Although individuals with Stargardt disease rarely go completely blind, they progressively lose vision in both eyes, become very sensitive to light and, in some cases, develop color blindness.
“We’re really excited because there is a potential to help people with Stargardt,” Lu said. “But we believe this success could also apply to other disorders as a platform therapy for delivering other genes through the use of the lipids.”
Lipids are simple organic compounds, or fatty acids, that are insoluble in water, including various natural oils, waxes and steroids.
“Because they are basically unsaturated oil, the likelihood of damage to the eye is low, which isn’t always true with the viral gene therapy,” Lu said.

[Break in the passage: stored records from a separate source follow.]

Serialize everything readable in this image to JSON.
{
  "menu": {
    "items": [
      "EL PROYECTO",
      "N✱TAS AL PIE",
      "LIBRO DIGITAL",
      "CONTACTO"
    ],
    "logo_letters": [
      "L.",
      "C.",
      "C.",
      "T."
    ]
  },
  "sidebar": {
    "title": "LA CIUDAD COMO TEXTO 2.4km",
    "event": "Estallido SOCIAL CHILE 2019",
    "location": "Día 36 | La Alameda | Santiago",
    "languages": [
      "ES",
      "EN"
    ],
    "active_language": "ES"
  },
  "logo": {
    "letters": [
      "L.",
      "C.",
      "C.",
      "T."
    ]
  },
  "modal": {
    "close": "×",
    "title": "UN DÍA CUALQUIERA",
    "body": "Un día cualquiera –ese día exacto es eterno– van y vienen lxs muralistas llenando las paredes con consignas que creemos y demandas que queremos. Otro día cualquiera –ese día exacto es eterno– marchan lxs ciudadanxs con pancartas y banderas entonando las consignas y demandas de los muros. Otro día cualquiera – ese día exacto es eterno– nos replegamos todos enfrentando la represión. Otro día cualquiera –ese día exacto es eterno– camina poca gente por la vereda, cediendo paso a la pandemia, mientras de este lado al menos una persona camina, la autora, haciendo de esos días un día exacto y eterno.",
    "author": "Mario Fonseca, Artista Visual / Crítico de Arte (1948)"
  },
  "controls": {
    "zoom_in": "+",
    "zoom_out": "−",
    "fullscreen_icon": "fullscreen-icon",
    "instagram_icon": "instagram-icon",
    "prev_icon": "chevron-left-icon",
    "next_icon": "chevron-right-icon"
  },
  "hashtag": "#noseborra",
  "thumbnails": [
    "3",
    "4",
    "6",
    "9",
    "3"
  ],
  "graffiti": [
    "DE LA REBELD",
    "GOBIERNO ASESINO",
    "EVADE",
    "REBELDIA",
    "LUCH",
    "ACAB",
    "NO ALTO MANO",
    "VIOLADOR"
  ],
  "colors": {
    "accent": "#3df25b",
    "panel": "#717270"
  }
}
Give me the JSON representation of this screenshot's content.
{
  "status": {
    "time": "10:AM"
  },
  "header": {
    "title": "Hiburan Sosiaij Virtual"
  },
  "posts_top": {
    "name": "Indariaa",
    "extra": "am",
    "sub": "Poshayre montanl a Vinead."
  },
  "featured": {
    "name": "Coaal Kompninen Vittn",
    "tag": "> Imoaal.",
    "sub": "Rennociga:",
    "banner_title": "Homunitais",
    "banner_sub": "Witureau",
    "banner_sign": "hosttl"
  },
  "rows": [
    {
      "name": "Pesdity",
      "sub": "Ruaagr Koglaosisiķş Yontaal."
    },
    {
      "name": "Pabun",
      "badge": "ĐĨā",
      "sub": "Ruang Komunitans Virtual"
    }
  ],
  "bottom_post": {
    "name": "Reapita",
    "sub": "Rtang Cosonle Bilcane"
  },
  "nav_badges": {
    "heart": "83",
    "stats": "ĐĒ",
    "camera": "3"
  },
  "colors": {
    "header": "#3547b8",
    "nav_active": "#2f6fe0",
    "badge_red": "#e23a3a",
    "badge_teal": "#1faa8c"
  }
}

“There are a lot of researchers trying to figure out how to treat this disease right now with little success,” Lu said. “The best hope is gene therapy.”
Gene therapy is the technology in which genetic material is introduced into cells by an engineered carrier to compensate for abnormal genes or to make a beneficial protein.
The most successful gene therapy carriers so far have been certain viruses (the AAV, or adeno-associated virus, especially) because they can deliver the new gene by “infecting” the target cell.
But the Stargardt-associated gene, known as the ABCA4 gene, turns out to be too large to fit within that popular virus, Lu said.
Lu said other researchers have attempted to remedy that problem by splitting ABCA4 into pieces and then trying to reassemble it inside the eye—with limited success.
Other researchers have modified a larger virus to carry ABCA4 into the eyes, a technology tested in human trials as far back as 2011, but which still hasn’t been fully commercialized.
He said he and his collaborators have also already met with investors to expedite the commercialization of the platform used for Stargardt.
Further, this gene therapy product could be classified as an “orphan drug” by the U.S. Food and Drug Administration (FDA) because Stargardt is a rare disease, increasing the likelihood of faster FDA approval after clinical trials, Lu said.
The non-viral gene therapy is also much more cost-effective for production than the virus-based therapy and has a potential to significantly reduce the high price of gene therapy in the eye, he said.
“We think that within two to three years we could really be helping people after further demonstration of its safety and efficacy,” Lu said.